Goldman Sachs CEO: "We Participated In Things That Were Clearly Wrong"
Goldman Sachs is not exactly a darling in the eyes of the public right now.
Many people feel as though Goldman Sachs is a company with no conscience that was partially responsible for the near-collapse of the US (and global) economy.
Many people feel as though Goldman Sachs gamed the system during the 2008 meltdown, using their widespread contacts in Washington to secure a multi-billion dollar bailout of AIG that helped to make Goldman Sachs whole.
Many people are outraged that Goldman Sachs will pay out about $20 billion dollars in compensation expenses in 2009, despite being just a year removed from accepting $10 billion dollars as part of the Troubled Asset Relief Program.
It's tough to argue with any of these points. As a matter of fact, it's impossible to argue any of these points.
Lloyd Blankfein, Chairman and CEO of Goldman Sachs, says that the company's reputation is "very important to us."
While the company is not very popular at all right now (understatement of the century), Goldman Sachs is looking to at least blunt some of the criticism that is being directed at the company.
How are they looking to do this?
To start, apparently Goldman Sachs (along with Warren Buffett) will be providing aid to small businesses in an effort to "blunt pay backlash".
If this isn't enough, Goldman Sachs has something else for you - an apology.
Blankfein, at a recent conference in New York, said that "we participated in things that were clearly wrong" (referring to the firm's role in some of the activities that led to the financial crisis), and that "we apologize".
Does this apology make you feel any better?

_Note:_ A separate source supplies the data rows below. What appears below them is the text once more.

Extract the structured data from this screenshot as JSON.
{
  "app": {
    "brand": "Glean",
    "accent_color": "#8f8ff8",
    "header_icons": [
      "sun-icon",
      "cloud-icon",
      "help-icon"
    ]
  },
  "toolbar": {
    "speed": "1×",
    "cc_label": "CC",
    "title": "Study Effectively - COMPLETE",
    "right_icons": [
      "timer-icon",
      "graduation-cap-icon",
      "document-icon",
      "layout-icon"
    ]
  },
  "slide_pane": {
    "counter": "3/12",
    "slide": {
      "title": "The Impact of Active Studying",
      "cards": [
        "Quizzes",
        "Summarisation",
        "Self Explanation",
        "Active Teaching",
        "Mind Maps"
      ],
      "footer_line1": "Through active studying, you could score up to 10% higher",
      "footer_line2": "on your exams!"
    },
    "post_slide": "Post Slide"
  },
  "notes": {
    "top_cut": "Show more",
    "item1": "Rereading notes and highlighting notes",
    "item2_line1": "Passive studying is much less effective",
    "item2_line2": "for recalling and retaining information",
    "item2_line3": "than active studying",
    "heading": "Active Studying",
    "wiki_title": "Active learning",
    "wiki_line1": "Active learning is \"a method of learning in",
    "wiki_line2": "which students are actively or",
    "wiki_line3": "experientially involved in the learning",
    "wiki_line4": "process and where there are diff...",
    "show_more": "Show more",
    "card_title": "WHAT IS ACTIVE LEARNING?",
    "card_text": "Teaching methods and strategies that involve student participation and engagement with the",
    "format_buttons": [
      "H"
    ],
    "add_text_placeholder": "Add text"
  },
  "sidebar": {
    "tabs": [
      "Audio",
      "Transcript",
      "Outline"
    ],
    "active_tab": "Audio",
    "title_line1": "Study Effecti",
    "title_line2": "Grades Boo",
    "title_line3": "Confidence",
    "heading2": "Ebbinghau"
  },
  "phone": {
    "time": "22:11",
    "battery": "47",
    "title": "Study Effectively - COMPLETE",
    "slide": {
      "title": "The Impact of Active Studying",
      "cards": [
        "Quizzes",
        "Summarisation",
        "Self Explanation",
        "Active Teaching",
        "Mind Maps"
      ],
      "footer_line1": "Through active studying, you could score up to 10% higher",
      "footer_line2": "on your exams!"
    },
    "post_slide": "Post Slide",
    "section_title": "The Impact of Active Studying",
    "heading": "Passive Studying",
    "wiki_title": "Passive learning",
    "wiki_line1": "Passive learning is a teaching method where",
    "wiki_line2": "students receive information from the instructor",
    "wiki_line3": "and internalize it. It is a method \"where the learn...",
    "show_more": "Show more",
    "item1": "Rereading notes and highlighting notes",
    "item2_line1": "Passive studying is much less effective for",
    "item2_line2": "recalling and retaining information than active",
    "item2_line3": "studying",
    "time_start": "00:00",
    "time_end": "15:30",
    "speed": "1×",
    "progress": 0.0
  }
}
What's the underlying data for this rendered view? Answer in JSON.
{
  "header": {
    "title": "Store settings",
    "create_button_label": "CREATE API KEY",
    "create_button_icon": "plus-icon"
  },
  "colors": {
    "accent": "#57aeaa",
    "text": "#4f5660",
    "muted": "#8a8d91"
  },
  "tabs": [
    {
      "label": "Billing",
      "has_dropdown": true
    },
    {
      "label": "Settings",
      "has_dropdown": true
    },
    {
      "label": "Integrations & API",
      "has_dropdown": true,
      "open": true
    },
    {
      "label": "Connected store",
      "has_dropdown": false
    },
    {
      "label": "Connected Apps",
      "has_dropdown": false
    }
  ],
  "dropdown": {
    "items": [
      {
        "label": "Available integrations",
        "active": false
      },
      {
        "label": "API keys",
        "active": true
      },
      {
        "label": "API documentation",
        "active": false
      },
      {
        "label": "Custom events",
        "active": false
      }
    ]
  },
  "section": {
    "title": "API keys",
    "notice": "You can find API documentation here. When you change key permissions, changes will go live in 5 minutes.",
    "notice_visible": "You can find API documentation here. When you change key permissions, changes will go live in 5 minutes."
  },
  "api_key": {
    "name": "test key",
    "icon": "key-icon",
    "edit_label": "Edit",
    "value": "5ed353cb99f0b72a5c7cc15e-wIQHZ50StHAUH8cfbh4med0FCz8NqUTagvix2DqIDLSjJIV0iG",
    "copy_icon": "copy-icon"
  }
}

I mean, if you are reading this article, then there is a good chance that you are American, which means that you directly contributed to the bailout of AIG, which means that you directly contributed to the bailout of Goldman Sachs.
Does this apology make you feel any better about the fact that Goldman Sachs is going to pay out $20 billion+ in compensation when the national unemployment rate is over 10%?
Does this apology make you feel any better about the fact that Goldman Sachs has not changed its ways one bit, despite the fact that the company was nearly incinerated during the height of the financial meltdown?
Maybe it's just me, but the words from Blankfein seem just a bit hollow.
Source: Bloomberg.com - Blankfein Apologizes for Goldman Sachs Role in Crisis
Filed under: General Market News